  12. Schaffer, S. W., Azuma, J., & Mozaffari, M. (2009). Role of antioxidant activity of taurine in diabetes. Canadian journal of physiology and pharmacology, 87(2), 91-99.
  13. Nandhini, A. T. A., Thirunavukkarasu, V., Ravichandran, M. K., & Anuradha, C. V. (2005). Effect of taurine on biomarkers of oxidative stress in tissues. Singapore medical journal, 46(2), 82.
  14. Devamanoharan, P. S., Ali, A. H., & Varma, S. D. (1998). Oxidative stress to lens in vitro: protection by taurine. Free radical research, 29(3), 189-195.
  15. Guz, G., Oz, E., Lortlar, N., Ulusu, N. N., Nurlu, N., Demirogullari, B., … & Karasu, C. (2007). The effect of taurine on renal ischemia/reperfusion injury. Amino acids, 32(3), 405-411.
  16. Tabassum, H., Parvez, S., Rehman, H., Dev Banerjee, B., Siemen, D., & Raisuddin, S. (2007). Nephrotoxicity and its prevention by taurine in tamoxifen induced oxidative stress. Human & experimental toxicology, 26(6), 509-518.
  17. Hanna, J., Chahine, R., Aftimos, G., Nader, M., Mounayar, A., Esseily, F., & Chamat, S. (2004). Protective effect of taurine against free radicals damage. Experimental and toxicologic pathology, 56(3), 189-194.
  18. Kingston, R., Kelly, C. J., & Murray, P. (2004). The therapeutic role of taurine in ischaemia-reperfusion injury. Current pharmaceutical design, 10(19), 2401.
  19. Moloney, M. A., Casey, R. G., O’Donnell, D. H., Fitzgerald, P., Thompson, C., & Bouchier-Hayes, D. J. (2010). Two weeks taurine supplementation reverses endothelial dysfunction in young male type 1 diabetics. Diabetes and Vascular Disease Research, 7(4), 300-310.
  20. Baek, Y. Y., Cho, D. H., Choe, J., Lee, H., Jeoung, D., Ha, K. S., … & Kim, Y. M. (2012). Extracellular taurine induces angiogenesis by activating ERK-, Akt-, and FAK-dependent signal pathways. European journal of pharmacology, 674(2-3), 188-199.

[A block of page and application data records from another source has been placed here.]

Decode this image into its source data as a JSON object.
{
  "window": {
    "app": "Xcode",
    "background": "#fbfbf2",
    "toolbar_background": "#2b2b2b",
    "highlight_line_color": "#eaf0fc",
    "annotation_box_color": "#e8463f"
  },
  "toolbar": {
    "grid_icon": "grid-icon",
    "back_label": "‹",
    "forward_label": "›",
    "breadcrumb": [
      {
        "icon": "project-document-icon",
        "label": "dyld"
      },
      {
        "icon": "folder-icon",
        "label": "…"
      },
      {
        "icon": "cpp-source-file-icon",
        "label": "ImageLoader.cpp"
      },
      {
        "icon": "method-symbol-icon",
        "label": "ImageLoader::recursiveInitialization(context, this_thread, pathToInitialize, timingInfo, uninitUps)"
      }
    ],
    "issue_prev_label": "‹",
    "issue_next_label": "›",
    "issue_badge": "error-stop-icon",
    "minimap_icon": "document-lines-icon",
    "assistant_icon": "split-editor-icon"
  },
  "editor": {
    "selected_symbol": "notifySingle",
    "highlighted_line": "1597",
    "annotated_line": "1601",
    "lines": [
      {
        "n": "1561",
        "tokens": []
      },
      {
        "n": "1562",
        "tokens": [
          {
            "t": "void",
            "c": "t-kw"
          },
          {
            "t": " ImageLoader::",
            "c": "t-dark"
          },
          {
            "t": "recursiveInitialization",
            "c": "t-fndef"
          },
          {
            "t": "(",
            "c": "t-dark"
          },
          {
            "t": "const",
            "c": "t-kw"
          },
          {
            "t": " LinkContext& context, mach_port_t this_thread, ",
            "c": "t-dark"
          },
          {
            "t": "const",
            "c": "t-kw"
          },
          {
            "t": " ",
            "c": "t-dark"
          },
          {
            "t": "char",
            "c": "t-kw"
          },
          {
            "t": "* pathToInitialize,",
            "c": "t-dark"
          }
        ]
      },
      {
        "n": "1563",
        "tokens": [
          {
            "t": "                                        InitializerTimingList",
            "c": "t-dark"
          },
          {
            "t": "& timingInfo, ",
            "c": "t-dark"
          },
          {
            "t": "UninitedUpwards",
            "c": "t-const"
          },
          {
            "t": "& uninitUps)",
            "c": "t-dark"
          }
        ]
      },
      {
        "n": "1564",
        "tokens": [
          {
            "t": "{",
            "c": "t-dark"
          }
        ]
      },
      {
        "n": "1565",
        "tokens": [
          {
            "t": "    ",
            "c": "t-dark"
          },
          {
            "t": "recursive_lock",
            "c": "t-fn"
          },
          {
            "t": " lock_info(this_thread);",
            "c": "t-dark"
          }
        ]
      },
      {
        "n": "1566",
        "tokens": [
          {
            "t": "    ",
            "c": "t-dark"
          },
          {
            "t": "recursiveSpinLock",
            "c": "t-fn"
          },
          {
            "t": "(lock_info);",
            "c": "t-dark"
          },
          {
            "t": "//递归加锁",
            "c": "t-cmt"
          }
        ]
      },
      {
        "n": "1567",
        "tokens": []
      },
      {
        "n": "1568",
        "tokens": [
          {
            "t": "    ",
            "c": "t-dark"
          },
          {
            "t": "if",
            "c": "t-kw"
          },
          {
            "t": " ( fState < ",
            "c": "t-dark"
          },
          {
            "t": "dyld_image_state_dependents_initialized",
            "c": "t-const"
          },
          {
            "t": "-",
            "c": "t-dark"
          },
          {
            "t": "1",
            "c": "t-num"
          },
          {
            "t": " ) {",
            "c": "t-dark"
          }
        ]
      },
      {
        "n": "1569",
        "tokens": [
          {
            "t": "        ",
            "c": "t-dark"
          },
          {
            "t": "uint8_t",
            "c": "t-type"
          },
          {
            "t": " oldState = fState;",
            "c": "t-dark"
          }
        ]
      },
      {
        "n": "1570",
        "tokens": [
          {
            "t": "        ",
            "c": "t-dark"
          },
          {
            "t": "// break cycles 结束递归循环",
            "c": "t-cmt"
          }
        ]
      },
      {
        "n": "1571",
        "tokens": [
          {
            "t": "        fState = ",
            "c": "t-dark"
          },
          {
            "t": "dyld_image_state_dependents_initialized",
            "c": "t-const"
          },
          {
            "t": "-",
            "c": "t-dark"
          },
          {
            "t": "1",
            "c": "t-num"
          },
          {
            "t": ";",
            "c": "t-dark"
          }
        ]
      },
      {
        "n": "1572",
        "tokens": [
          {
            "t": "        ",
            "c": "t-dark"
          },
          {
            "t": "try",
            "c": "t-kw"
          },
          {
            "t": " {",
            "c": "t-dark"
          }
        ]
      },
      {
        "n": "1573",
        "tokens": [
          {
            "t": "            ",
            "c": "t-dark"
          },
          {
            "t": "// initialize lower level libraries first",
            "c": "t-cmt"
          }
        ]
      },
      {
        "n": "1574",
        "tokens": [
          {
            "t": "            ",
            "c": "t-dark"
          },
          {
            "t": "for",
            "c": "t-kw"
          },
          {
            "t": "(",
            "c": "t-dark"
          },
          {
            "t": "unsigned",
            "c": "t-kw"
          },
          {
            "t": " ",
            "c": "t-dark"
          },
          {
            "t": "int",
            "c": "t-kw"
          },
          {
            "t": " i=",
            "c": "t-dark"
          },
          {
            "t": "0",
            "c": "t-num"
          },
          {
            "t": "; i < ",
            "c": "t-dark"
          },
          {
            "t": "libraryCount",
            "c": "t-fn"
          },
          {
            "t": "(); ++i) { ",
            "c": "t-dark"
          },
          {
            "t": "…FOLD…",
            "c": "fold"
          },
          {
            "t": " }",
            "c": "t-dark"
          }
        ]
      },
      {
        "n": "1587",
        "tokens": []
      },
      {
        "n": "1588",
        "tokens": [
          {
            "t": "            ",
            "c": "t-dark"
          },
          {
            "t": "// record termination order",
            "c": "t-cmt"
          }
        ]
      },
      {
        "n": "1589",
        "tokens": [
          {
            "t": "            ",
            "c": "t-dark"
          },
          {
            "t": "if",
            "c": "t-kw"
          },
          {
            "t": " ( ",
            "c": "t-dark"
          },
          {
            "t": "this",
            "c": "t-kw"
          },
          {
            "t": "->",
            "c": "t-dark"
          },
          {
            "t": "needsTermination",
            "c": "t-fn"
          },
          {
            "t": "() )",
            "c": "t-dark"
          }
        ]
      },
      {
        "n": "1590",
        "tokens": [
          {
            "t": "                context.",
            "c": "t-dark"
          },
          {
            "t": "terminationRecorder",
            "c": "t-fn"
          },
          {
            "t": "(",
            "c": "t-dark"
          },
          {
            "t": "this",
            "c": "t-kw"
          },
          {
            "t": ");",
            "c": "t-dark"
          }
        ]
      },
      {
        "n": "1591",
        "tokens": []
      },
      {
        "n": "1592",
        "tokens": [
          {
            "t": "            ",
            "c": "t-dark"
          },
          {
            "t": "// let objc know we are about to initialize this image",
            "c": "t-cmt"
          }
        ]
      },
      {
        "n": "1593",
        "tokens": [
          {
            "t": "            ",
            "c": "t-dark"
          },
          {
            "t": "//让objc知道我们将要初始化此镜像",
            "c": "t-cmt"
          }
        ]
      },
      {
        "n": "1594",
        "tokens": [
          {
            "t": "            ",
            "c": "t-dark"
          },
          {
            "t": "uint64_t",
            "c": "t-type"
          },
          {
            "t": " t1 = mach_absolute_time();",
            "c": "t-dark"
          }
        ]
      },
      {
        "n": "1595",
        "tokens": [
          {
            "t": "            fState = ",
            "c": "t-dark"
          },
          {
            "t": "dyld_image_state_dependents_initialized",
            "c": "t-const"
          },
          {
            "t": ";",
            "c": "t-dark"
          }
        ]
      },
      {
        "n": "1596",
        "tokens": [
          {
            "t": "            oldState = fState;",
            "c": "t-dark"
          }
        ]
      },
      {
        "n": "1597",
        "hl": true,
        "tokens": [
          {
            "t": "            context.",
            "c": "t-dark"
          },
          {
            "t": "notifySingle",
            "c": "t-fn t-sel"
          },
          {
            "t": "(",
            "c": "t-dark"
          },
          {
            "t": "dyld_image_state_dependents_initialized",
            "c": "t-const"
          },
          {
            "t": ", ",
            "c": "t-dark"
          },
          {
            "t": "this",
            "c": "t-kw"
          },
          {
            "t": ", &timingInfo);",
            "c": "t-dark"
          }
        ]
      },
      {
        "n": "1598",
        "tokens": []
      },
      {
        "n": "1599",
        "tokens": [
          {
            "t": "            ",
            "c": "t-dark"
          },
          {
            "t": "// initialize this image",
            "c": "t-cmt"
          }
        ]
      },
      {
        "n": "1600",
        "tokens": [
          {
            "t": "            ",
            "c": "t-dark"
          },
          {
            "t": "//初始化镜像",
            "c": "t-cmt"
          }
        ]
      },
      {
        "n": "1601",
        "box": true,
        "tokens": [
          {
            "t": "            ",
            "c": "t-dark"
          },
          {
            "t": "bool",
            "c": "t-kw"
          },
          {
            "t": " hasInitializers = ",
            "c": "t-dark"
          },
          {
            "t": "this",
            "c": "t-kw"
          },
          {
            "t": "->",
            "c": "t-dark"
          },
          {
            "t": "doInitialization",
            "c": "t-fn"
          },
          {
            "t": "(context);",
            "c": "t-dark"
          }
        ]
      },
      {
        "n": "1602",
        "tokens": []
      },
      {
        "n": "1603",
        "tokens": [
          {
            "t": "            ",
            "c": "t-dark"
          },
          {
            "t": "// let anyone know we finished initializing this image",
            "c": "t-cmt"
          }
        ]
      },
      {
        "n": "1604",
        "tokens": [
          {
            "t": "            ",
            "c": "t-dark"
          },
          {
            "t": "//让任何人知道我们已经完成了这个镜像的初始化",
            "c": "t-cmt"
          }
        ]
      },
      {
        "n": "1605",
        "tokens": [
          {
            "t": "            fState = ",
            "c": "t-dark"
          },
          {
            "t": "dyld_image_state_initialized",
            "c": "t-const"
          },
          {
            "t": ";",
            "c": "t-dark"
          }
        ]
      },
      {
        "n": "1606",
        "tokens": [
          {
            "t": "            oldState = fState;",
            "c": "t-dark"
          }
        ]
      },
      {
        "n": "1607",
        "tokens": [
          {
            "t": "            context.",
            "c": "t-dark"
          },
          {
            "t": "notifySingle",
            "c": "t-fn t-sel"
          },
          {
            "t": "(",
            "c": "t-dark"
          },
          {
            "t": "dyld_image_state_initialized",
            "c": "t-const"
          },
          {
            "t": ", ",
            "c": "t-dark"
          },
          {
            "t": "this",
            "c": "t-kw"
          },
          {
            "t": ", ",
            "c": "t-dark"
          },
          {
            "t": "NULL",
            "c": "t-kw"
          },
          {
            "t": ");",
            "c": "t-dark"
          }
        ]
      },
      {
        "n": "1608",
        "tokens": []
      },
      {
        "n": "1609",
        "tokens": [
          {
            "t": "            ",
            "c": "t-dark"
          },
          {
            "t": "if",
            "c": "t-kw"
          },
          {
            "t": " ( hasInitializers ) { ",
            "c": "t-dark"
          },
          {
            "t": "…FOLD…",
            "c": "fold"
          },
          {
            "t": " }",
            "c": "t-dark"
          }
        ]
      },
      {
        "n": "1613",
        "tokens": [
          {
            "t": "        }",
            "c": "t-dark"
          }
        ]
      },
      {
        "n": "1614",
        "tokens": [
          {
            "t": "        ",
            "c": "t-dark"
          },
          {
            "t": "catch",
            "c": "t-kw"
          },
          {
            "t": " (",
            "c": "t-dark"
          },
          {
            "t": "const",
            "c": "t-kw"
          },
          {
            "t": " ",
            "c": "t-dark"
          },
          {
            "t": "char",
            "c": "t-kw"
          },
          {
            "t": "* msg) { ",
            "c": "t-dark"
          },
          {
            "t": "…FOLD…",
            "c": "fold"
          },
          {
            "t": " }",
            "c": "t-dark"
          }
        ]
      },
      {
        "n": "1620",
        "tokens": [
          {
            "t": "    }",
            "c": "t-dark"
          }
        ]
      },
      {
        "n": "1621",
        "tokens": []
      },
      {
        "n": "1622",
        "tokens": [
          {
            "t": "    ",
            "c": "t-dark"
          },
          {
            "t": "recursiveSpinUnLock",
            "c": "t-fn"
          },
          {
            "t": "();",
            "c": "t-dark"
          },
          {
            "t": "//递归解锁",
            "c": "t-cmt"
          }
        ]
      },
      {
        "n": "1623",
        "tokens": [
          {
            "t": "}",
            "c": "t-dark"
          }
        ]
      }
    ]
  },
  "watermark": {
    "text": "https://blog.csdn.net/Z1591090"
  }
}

  21. Nandhini, A. A., Thirunavukkarasu, V., & Anuradha, C. V. (2005). Taurine modifies insulin signaling enzymes. Diabetes & metabolism, 31(4), 337-344.
  22. Nandhini, A. A., & Anuradha, C. V. (2002). Taurine modulates kallikrein activity and glucose metabolism. Amino Acids, 22(1), 27-38.
  23. Tachikawa, M., Kasai, Y., Yokoyama, R., Fujinawa, J., Ganapathy, V., Terasaki, T., & Hosoya, K. I. (2009). The blood–brain barrier transport and cerebral distribution of guanidinoacetate: involvement of creatine and taurine transporters. Journal of neurochemistry, 111(2), 499-509.
  24. Maher, S., Brayden, D. J., Casettari, L., & Illum, L. (2019). Application of permeation enhancers in oral delivery of macromolecules: an update. Pharmaceutics, 11(1), 41.